KENT, Ohio (WKBN) – There is speculation that alcohol consumption has gone up during the COVID-19 pandemic. Now there’s research that proves the theory is true.

Researchers at Kent State set out to understand whether college students have been drinking more since March.

We talked to a professor about their research and how the COVID-19 pandemic may have a lasting impact on alcohol use.

Professors Bill Lechner and Deric Kenne hypothesized that college students would drink more than they did before the pandemic due to stress.

The two researchers have surveyed students multiple times since March to understand how their habits have changed.

“We essentially found what we thought we would find, that there was, in fact, an increase in alcohol use from before the pandemic, specifically before the university shut down as compared to afterwards,” Lechner said. “And that people who are higher in anxiety and depression saw the steepest increases in that change in alcohol use over time.”

Researchers said that alcohol consumption has remained at a high level throughout the year.

While the research was specifically about college students, Lechner said researchers across the country are seeing this increase in alcohol consumption in the general population as well.

Lechner said he’s seen an increase in risky behaviors that lead to alcohol use disorder. Before the pandemic, he said that number was about 8% of the population and it’s now at 12%.

Without allocation of resources, Lechner worries this increased alcohol consumption would last past the pandemic.

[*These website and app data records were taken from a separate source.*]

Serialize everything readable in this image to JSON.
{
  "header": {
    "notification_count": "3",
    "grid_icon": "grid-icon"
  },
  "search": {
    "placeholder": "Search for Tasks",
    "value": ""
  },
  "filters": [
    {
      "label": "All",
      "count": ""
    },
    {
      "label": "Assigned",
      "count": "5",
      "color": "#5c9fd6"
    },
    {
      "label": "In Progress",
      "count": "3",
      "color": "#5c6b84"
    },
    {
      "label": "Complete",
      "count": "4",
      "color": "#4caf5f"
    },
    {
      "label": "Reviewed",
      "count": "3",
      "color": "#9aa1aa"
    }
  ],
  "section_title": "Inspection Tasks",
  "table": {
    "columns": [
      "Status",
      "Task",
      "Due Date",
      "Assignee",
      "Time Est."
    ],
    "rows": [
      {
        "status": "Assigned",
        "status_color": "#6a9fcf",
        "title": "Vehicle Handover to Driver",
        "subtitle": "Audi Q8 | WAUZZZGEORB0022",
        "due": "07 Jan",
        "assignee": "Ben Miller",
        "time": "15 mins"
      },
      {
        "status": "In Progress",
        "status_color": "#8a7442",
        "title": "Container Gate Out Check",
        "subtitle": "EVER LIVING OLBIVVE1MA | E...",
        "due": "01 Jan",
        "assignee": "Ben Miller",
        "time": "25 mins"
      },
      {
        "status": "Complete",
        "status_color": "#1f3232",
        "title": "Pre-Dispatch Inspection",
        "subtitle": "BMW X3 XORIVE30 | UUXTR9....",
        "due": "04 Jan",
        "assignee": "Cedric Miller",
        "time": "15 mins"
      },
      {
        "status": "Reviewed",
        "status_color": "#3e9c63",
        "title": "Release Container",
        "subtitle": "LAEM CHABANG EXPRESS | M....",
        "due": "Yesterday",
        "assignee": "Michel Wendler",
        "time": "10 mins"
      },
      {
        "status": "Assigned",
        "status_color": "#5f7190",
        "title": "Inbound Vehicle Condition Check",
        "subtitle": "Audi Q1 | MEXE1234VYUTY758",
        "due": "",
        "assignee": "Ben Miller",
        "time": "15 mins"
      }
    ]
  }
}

College students are enjoying their winter break right now, but will soon return to classes for the spring semester.

Lechner said the solution lies with universities helping students through this.

“Certainly, a lot of the problems appear to be stemming from psychological distress and/or employment-related distress. Those two are entangled a bit. So we already have effective treatments for those specific types of problems, that type of distress leading to increased alcohol use. I think it’s going to be more about paying attention to allocation of resources.”

Lechner said universities should make resources available to students and ensure they know those resources are available, and look into trainings and psychological staff members.

He said families are important to provide support, but it can be difficult for them to effectively intervene since this increase is tied to universities.

Students should look into all of the resources and help their school can provide them.